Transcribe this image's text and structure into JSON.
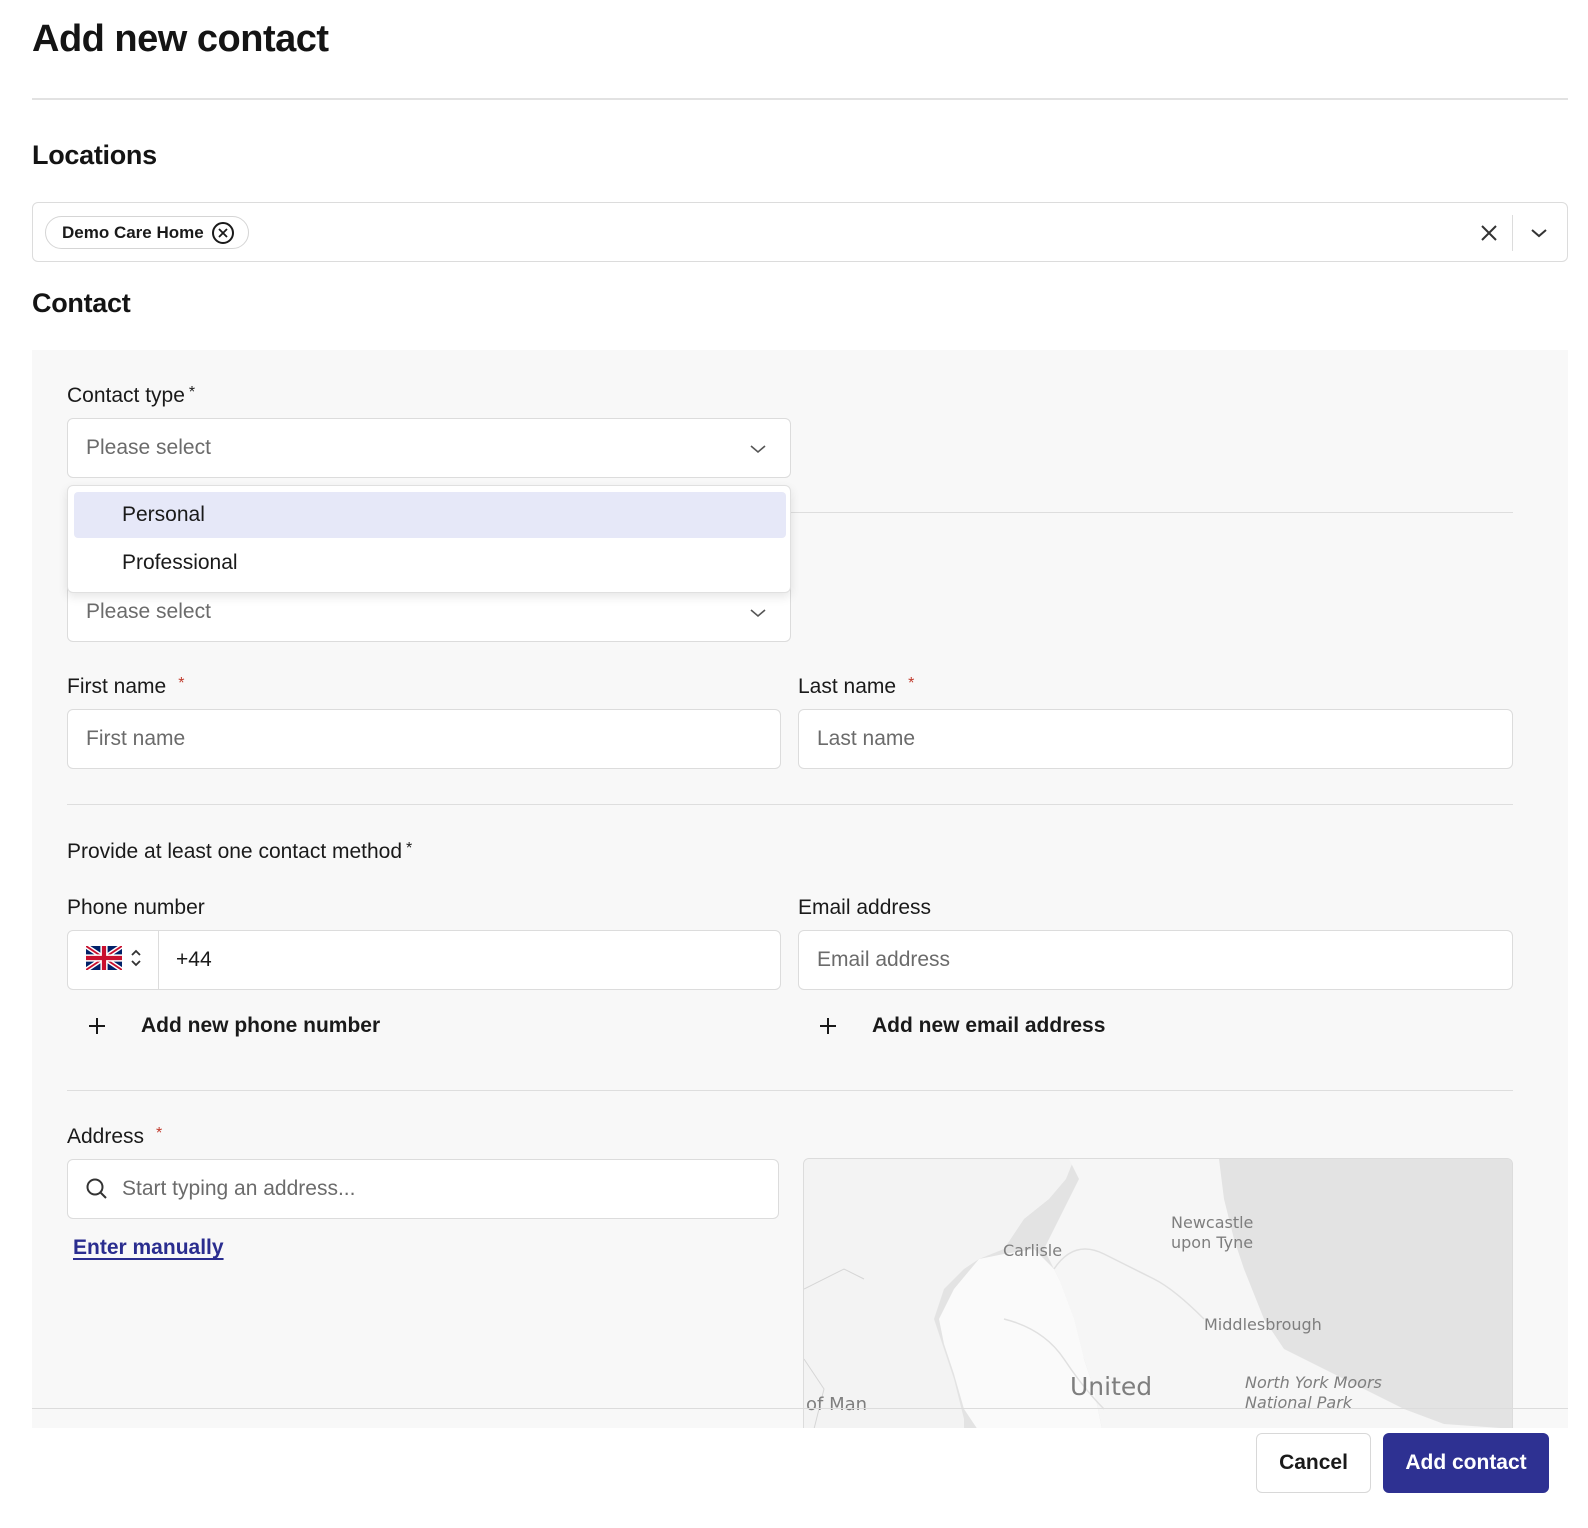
{
  "header": {
    "title": "Add new contact"
  },
  "locations": {
    "heading": "Locations",
    "selected_chip": "Demo Care Home"
  },
  "contact": {
    "heading": "Contact",
    "contact_type": {
      "label": "Contact type",
      "required_mark": "*",
      "placeholder": "Please select",
      "options": [
        {
          "label": "Personal",
          "highlighted": true
        },
        {
          "label": "Professional",
          "highlighted": false
        }
      ]
    },
    "second_select": {
      "placeholder": "Please select"
    },
    "first_name": {
      "label": "First name",
      "required_mark": "*",
      "placeholder": "First name"
    },
    "last_name": {
      "label": "Last name",
      "required_mark": "*",
      "placeholder": "Last name"
    },
    "contact_method": {
      "label": "Provide at least one contact method",
      "required_mark": "*"
    },
    "phone": {
      "label": "Phone number",
      "country_icon": "uk-flag-icon",
      "value": "+44",
      "add_label": "Add new phone number"
    },
    "email": {
      "label": "Email address",
      "placeholder": "Email address",
      "add_label": "Add new email address"
    },
    "address": {
      "label": "Address",
      "required_mark": "*",
      "placeholder": "Start typing an address...",
      "enter_manually": "Enter manually",
      "map_labels": {
        "newcastle": "Newcastle\nupon Tyne",
        "carlisle": "Carlisle",
        "middlesbrough": "Middlesbrough",
        "north_york_moors": "North York Moors\nNational Park",
        "united": "United",
        "isle_of_man": "of Man"
      }
    }
  },
  "footer": {
    "cancel_label": "Cancel",
    "submit_label": "Add contact"
  },
  "colors": {
    "primary": "#2e3192",
    "highlight": "#e6e8f8",
    "panel_bg": "#f8f8f8",
    "required": "#c0392b"
  }
}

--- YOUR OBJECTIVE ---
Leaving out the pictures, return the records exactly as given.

--- PROBLEM SOLUTION ---
Transcribe this image's text and structure into JSON.
{
  "header": {
    "title": "Add new contact"
  },
  "locations": {
    "heading": "Locations",
    "selected_chip": "Demo Care Home"
  },
  "contact": {
    "heading": "Contact",
    "contact_type": {
      "label": "Contact type",
      "required_mark": "*",
      "placeholder": "Please select",
      "options": [
        {
          "label": "Personal",
          "highlighted": true
        },
        {
          "label": "Professional",
          "highlighted": false
        }
      ]
    },
    "second_select": {
      "placeholder": "Please select"
    },
    "first_name": {
      "label": "First name",
      "required_mark": "*",
      "placeholder": "First name"
    },
    "last_name": {
      "label": "Last name",
      "required_mark": "*",
      "placeholder": "Last name"
    },
    "contact_method": {
      "label": "Provide at least one contact method",
      "required_mark": "*"
    },
    "phone": {
      "label": "Phone number",
      "country_icon": "uk-flag-icon",
      "value": "+44",
      "add_label": "Add new phone number"
    },
    "email": {
      "label": "Email address",
      "placeholder": "Email address",
      "add_label": "Add new email address"
    },
    "address": {
      "label": "Address",
      "required_mark": "*",
      "placeholder": "Start typing an address...",
      "enter_manually": "Enter manually",
      "map_labels": {
        "newcastle": "Newcastle\nupon Tyne",
        "carlisle": "Carlisle",
        "middlesbrough": "Middlesbrough",
        "north_york_moors": "North York Moors\nNational Park",
        "united": "United",
        "isle_of_man": "of Man"
      }
    }
  },
  "footer": {
    "cancel_label": "Cancel",
    "submit_label": "Add contact"
  },
  "colors": {
    "primary": "#2e3192",
    "highlight": "#e6e8f8",
    "panel_bg": "#f8f8f8",
    "required": "#c0392b"
  }
}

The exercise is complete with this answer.